Ramon Sessions, a journeyman point guard with nine years of NBA experience spread across seven teams, is no stranger to Charlotte.
It was another time, another time, but Sessions spent 116 games in town as a member of the Bobcats. Yes, I had to use the ‘B’ word, I apologize for any flashbacks or emotional trauma that might cause for the diehards reading this.
During his first go-round in North Carolina, Sessions played about 25 minutes per game averaging more than 12 points and about 3.7 assists during that span. He also started just seven of those 116 games.
Fast-forward to 2016-17, Sessions returns to Charlotte, now a member of the Charlotte Hornets. The expectations were about the same. If Sessions could return and offer about 10 points and three assists, soaking up about 18-20 minutes a game to give All-Star guard Kemba Walker rest without the second unit falling apart, things were going to be golden.
It was going to be hard for the Hornets to repeat their regular season success of the 2015-16 season.
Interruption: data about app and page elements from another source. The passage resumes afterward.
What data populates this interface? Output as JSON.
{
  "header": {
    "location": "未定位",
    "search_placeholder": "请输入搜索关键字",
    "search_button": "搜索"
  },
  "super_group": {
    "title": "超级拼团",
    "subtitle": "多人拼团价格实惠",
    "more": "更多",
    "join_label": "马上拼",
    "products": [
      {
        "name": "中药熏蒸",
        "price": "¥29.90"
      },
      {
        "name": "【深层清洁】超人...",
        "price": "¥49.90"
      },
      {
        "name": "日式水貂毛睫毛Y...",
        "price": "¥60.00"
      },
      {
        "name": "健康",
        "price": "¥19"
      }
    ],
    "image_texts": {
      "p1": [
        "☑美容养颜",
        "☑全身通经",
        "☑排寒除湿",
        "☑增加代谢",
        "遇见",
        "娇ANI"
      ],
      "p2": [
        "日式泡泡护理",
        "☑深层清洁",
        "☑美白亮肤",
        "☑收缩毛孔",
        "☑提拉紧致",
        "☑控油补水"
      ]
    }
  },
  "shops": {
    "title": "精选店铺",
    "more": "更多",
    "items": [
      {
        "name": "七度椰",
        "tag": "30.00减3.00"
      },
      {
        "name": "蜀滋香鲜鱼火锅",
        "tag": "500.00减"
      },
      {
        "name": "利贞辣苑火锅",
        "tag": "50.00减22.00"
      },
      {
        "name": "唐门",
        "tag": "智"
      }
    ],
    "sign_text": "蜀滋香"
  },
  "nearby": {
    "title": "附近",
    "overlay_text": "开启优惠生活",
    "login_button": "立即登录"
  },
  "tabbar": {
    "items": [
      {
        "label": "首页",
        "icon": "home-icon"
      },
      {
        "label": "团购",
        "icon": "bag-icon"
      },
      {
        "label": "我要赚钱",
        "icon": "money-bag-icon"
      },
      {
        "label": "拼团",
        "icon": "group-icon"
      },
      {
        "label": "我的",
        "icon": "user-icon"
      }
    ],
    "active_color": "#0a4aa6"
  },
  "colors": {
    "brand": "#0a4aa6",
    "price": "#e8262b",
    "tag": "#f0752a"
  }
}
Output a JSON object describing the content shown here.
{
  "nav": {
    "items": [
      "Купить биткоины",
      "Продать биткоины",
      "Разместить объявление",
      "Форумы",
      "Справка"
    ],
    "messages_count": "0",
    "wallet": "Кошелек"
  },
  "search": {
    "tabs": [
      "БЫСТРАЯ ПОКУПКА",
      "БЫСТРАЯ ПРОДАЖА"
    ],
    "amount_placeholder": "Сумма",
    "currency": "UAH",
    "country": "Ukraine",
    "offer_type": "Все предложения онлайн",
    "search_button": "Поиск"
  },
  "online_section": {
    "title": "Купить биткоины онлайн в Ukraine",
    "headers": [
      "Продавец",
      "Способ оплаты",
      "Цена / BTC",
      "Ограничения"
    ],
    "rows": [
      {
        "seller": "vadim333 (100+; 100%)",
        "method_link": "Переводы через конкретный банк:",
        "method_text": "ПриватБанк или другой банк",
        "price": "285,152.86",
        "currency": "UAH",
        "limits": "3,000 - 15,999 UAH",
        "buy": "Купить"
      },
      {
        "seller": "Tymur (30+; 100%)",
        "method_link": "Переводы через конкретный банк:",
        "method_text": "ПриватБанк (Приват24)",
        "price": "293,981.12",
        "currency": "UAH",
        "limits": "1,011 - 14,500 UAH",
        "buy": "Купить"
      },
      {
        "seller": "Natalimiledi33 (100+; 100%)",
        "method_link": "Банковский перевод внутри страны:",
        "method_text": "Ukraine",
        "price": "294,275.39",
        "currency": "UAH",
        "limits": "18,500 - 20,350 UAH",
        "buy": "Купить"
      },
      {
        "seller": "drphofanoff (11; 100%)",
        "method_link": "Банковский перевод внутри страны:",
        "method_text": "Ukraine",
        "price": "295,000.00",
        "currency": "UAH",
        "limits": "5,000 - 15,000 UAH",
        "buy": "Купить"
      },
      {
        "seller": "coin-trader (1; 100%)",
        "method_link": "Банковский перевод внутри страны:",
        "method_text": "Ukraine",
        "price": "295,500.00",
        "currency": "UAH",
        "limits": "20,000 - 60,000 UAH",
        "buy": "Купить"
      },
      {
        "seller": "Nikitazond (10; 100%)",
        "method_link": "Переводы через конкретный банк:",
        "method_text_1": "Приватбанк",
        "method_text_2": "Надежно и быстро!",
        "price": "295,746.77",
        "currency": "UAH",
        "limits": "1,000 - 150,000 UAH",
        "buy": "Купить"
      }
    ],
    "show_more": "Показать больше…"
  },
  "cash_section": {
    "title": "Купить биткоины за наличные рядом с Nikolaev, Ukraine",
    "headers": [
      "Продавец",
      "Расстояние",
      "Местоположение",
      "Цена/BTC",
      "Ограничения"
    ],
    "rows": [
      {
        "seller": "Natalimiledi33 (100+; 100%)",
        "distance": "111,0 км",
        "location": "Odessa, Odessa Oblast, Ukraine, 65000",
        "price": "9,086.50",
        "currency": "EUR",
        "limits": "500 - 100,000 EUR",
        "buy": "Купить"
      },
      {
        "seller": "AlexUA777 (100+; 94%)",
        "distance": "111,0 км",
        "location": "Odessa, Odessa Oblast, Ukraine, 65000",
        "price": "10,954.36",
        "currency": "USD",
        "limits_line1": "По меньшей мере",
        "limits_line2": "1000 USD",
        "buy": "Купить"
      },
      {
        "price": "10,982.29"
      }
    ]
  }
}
They had all the starting pieces in place, it was always coming down to the bench. But those starting pieces came with a price tag. Both Marvin Williams and Nicolas Batum came off career years, also known as contract seasons, and the re-up cost Charlotte a pretty penny. That left them just enough room to fill the roster, but not enough to avoid a drop off between the starters and the second team.
Like a lot of things, this didn’t go according to plan for the Hornets.
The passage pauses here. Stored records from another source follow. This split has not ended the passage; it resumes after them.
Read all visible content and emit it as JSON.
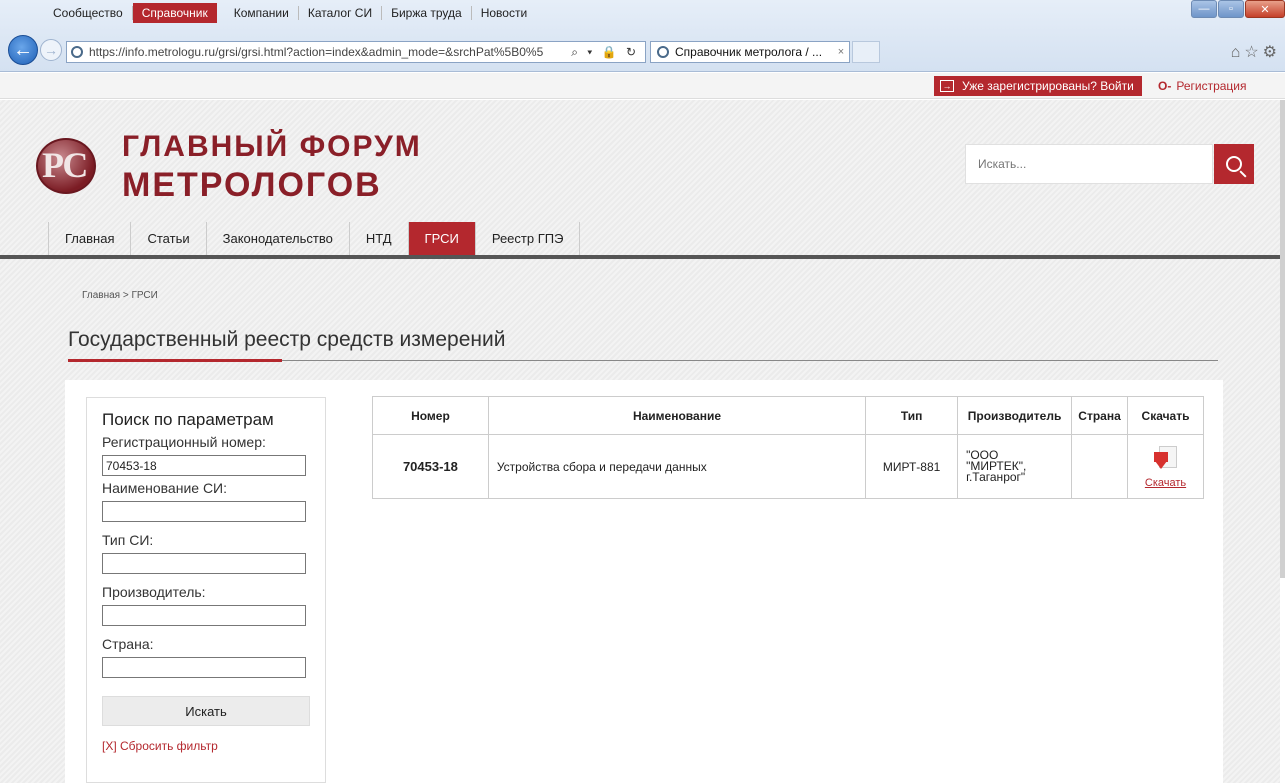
{
  "browser": {
    "url": "https://info.metrologu.ru/grsi/grsi.html?action=index&admin_mode=&srchPat%5B0%5",
    "address_tools": "⌕ ▾ 🔒 ↻",
    "tab_title": "Справочник метролога / ...",
    "tab_close": "×",
    "back": "←",
    "forward": "→",
    "window_buttons": [
      "—",
      "▫",
      "✕"
    ],
    "toolbar_icons": [
      "home-icon",
      "star-icon",
      "gear-icon"
    ]
  },
  "topnav": {
    "items": [
      "Сообщество",
      "Справочник",
      "Компании",
      "Каталог СИ",
      "Биржа труда",
      "Новости"
    ],
    "active_index": 1,
    "login_label": "Уже зарегистрированы? Войти",
    "register_label": "Регистрация"
  },
  "header": {
    "logo_letters": "РС",
    "logo_line1": "ГЛАВНЫЙ ФОРУМ",
    "logo_line2": "МЕТРОЛОГОВ",
    "search_placeholder": "Искать..."
  },
  "mainnav": {
    "items": [
      "Главная",
      "Статьи",
      "Законодательство",
      "НТД",
      "ГРСИ",
      "Реестр ГПЭ"
    ],
    "active_index": 4
  },
  "breadcrumb": "Главная > ГРСИ",
  "page_title": "Государственный реестр средств измерений",
  "filter": {
    "title": "Поиск по параметрам",
    "reg_number_label": "Регистрационный номер:",
    "reg_number_value": "70453-18",
    "name_label": "Наименование СИ:",
    "type_label": "Тип СИ:",
    "manufacturer_label": "Производитель:",
    "country_label": "Страна:",
    "search_button": "Искать",
    "reset_link": "[X] Сбросить фильтр"
  },
  "table": {
    "headers": [
      "Номер",
      "Наименование",
      "Тип",
      "Производитель",
      "Страна",
      "Скачать"
    ],
    "rows": [
      {
        "number": "70453-18",
        "name": "Устройства сбора и передачи данных",
        "type": "МИРТ-881",
        "manufacturer_l1": "\"ООО",
        "manufacturer_l2": "\"МИРТЕК\",",
        "manufacturer_l3": "г.Таганрог\"",
        "country": "",
        "download_label": "Скачать"
      }
    ]
  },
  "colors": {
    "accent": "#b4282e"
  }
}
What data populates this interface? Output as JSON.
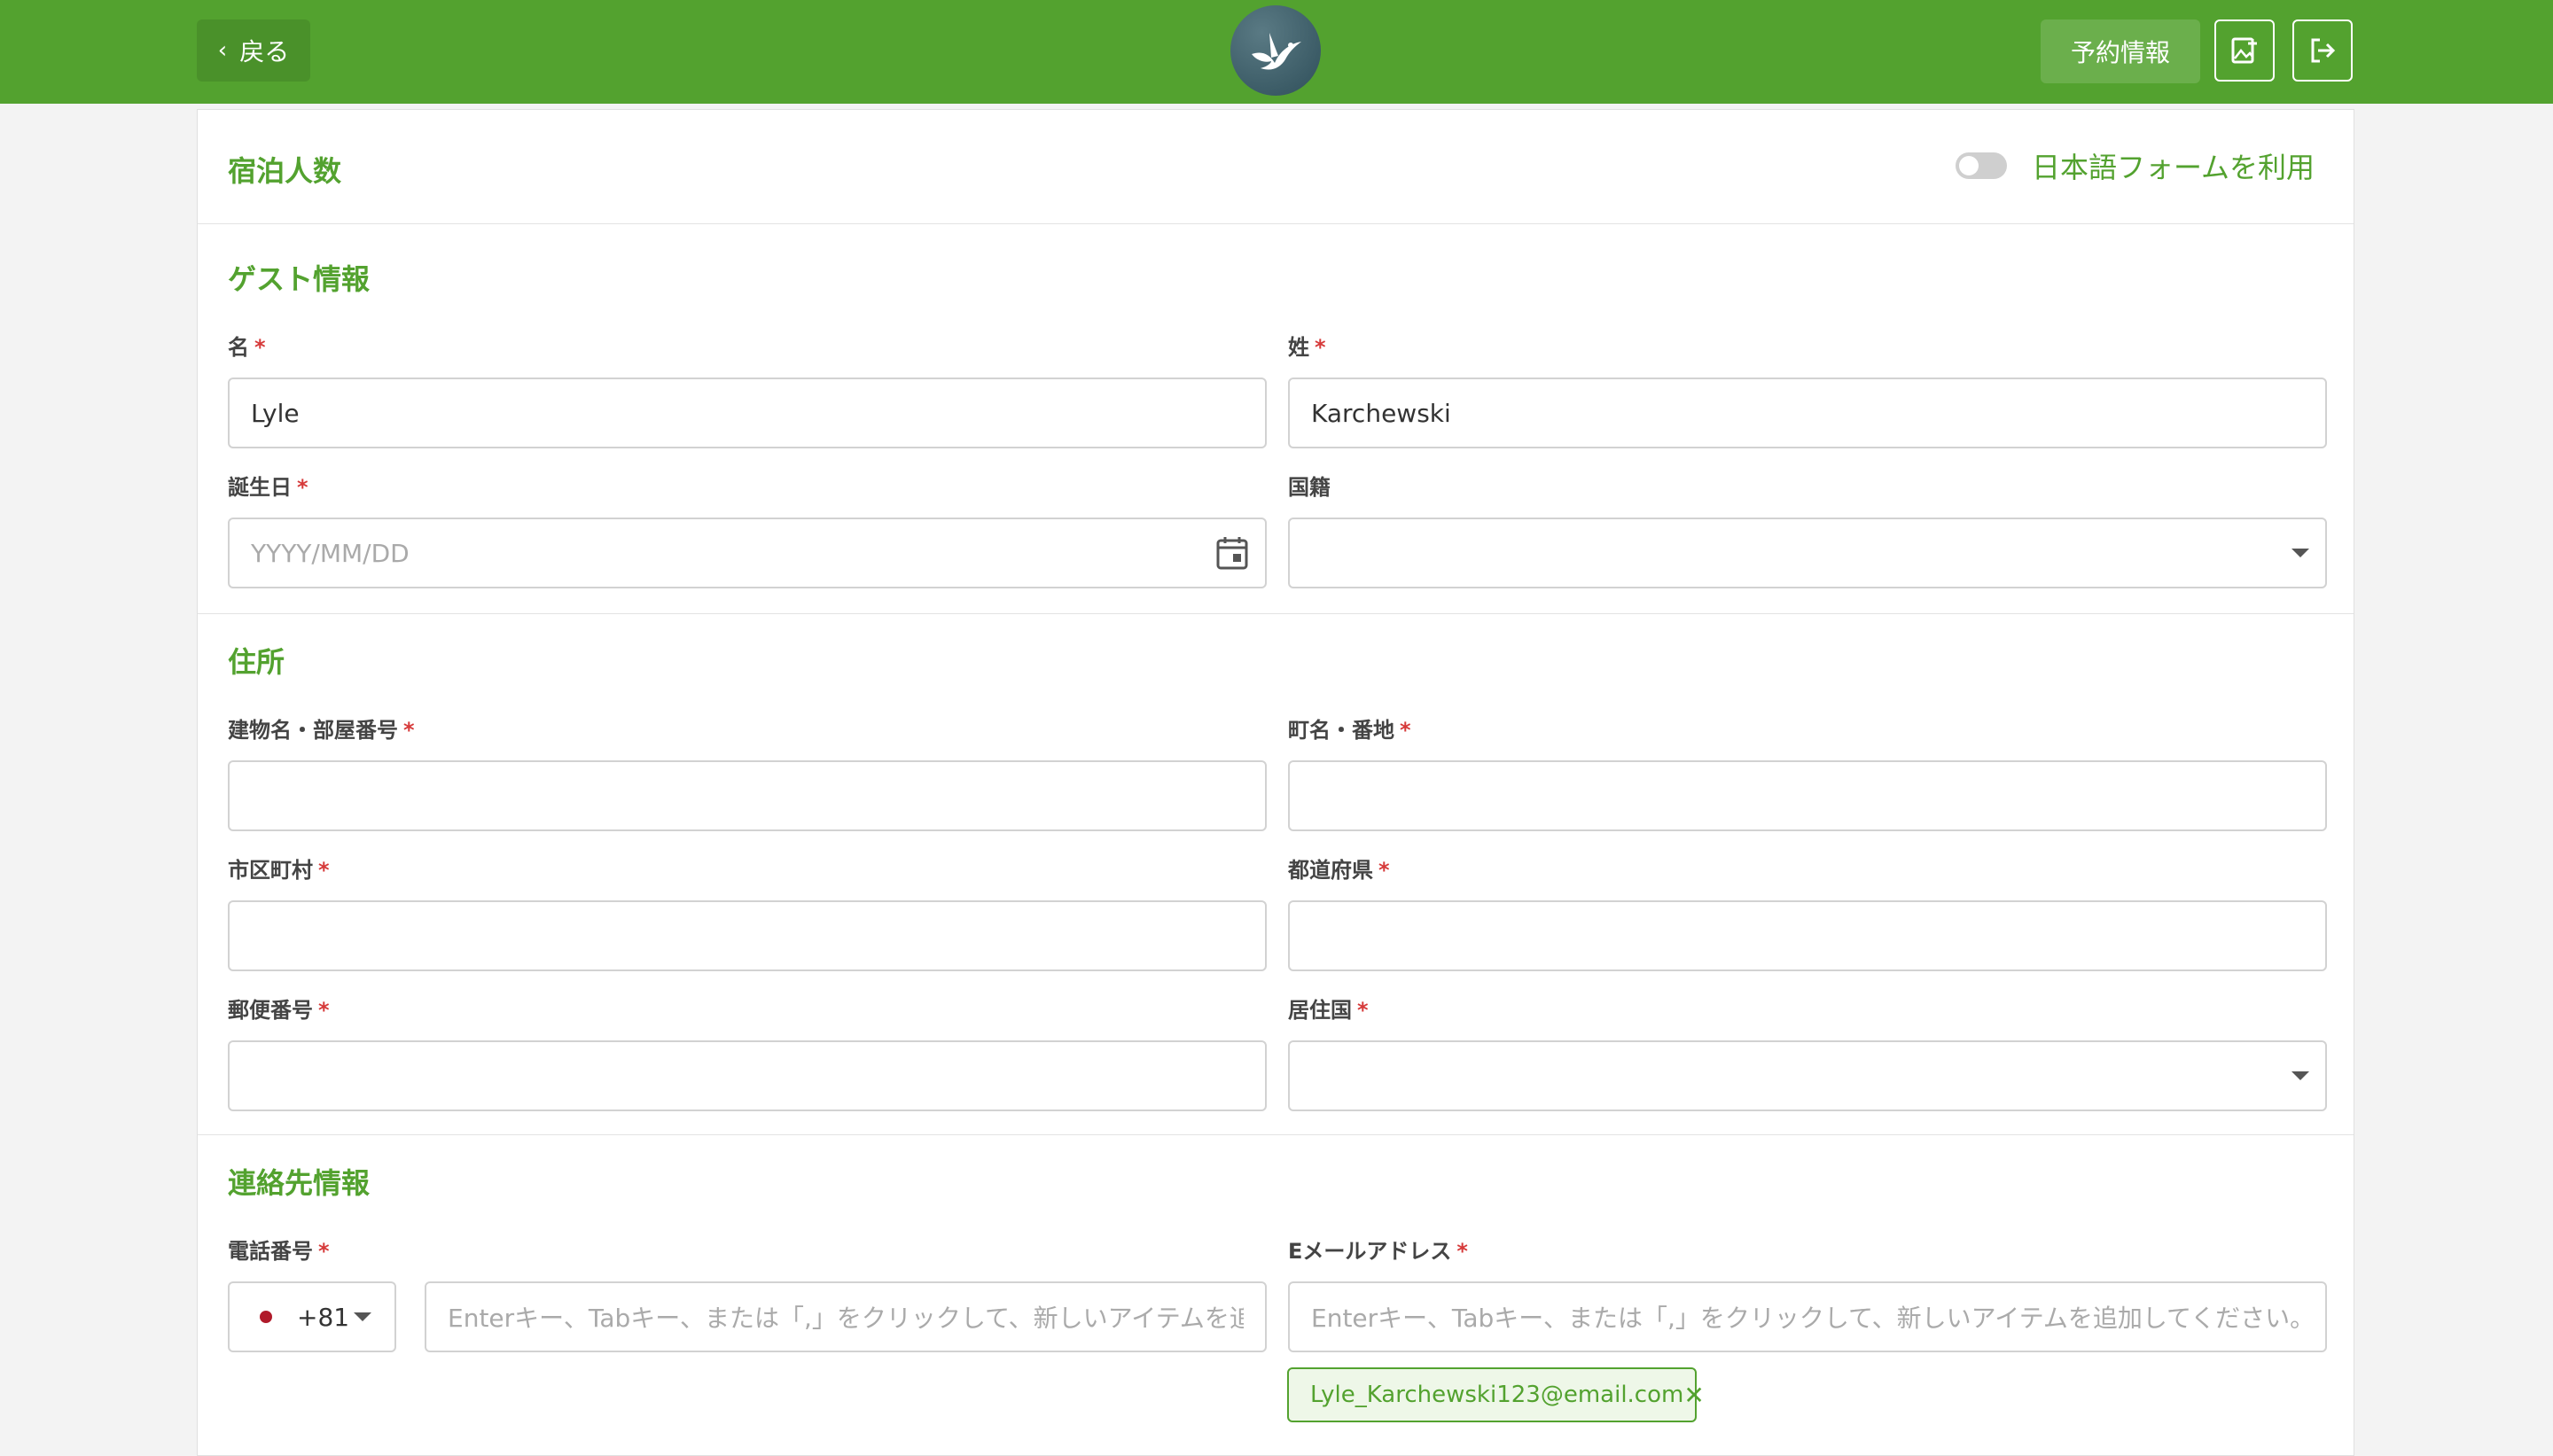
{
  "header": {
    "back_label": "戻る",
    "reservation_label": "予約情報",
    "colors": {
      "brand": "#53a22f"
    }
  },
  "sections": {
    "guests": {
      "title": "宿泊人数"
    },
    "guest_info": {
      "title": "ゲスト情報"
    },
    "address": {
      "title": "住所"
    },
    "contact": {
      "title": "連絡先情報"
    }
  },
  "toggle": {
    "label": "日本語フォームを利用"
  },
  "fields": {
    "first_name": {
      "label": "名",
      "value": "Lyle"
    },
    "last_name": {
      "label": "姓",
      "value": "Karchewski"
    },
    "birthdate": {
      "label": "誕生日",
      "placeholder": "YYYY/MM/DD"
    },
    "nationality": {
      "label": "国籍",
      "value": ""
    },
    "building": {
      "label": "建物名・部屋番号",
      "value": ""
    },
    "street": {
      "label": "町名・番地",
      "value": ""
    },
    "city": {
      "label": "市区町村",
      "value": ""
    },
    "prefecture": {
      "label": "都道府県",
      "value": ""
    },
    "postal": {
      "label": "郵便番号",
      "value": ""
    },
    "country": {
      "label": "居住国",
      "value": ""
    },
    "phone": {
      "label": "電話番号",
      "country_code": "+81",
      "placeholder": "Enterキー、Tabキー、または「,」をクリックして、新しいアイテムを追加してください。"
    },
    "email": {
      "label": "Eメールアドレス",
      "placeholder": "Enterキー、Tabキー、または「,」をクリックして、新しいアイテムを追加してください。",
      "chips": [
        "Lyle_Karchewski123@email.com"
      ]
    }
  },
  "required_mark": "*"
}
Sessions gave them backup level statistics, but was far from overwhelming. He played 16.2 minutes and squeaked out 6.2 points, 2.6 assists and 1.5 rebounds. Those aren’t good numbers, but it helped Charlotte find some small amount of rest for Walker. You’ll be shocked, I’m sure, but Sessions left the Hornets missing Jeremy Lin and that’s a fact.
What hurt both Sessions and Charlotte, who was already thing at guard, was a lateral meniscus tear. H suffered the injury to his left knee on February 1, and wouldn’t take the court again the rest of the season. They got 50 games of replacement-level production from Sessions and then he was gone. With Ramon in the lineup, the team went 23-27. After losing him, the team finished 13-19. Worse, but not much worse.
I hesitate to place too much value on what Sessions brought as the backup point guard. Based on record, they were marginally worse without him. Also, his four best games of the year, based on Basketball Reference’s game score, were in wins for the team. That seems reasonable, but it doesn’t draw any strong inferences.
With 32 games with inactive next to his name, there was a lot left unsaid about what Sessions could have done to help this team as they struggled down the stretch. Of course, we probably haven’t seen the last of Sessions. While nothing is certain, the Hornets do have an option on him for 2017-18. It would cost the team $6.2 million.
I’m sure you’re thinking something similar to what I was thinking -– let the man go. He doesn’t need to be more than a backup for Kemba, but even in that role he didn’t emerge as an asset for this team this year. There is a problem with that line of thought. The contracts for Marvin and Nic, combined with the rest of this roster have put Charlotte over the cap. They’re far enough over that even if they decline their option on Sessions, they won’t escape the cap. That means they will not have any room to go out and grab a player better than what they have in Sessions.
The level of play and the eventual season-ending injury really hurt both Sessions and the Hornets in 2016-17, but they’re not going to find a better option on the market for the money they’ll have available. They might still opt to not exercise their option, but it might be a good idea to get used to Ramon and hope that he can rebound from one of the worst seasons of his career and help our Hornets get back to playoffs in 2017-18.